Entries shown:
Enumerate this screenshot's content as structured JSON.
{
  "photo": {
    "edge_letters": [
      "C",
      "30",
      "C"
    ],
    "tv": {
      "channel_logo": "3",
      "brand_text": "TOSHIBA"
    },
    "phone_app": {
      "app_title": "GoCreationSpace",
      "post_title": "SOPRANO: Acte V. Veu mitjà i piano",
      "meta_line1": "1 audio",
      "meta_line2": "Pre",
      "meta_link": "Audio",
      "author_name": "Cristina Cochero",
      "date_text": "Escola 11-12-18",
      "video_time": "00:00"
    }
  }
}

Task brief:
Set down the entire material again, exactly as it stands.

Exercise result:
Enumerate this screenshot's content as structured JSON.
{
  "photo": {
    "edge_letters": [
      "C",
      "30",
      "C"
    ],
    "tv": {
      "channel_logo": "3",
      "brand_text": "TOSHIBA"
    },
    "phone_app": {
      "app_title": "GoCreationSpace",
      "post_title": "SOPRANO: Acte V. Veu mitjà i piano",
      "meta_line1": "1 audio",
      "meta_line2": "Pre",
      "meta_link": "Audio",
      "author_name": "Cristina Cochero",
      "date_text": "Escola 11-12-18",
      "video_time": "00:00"
    }
  }
}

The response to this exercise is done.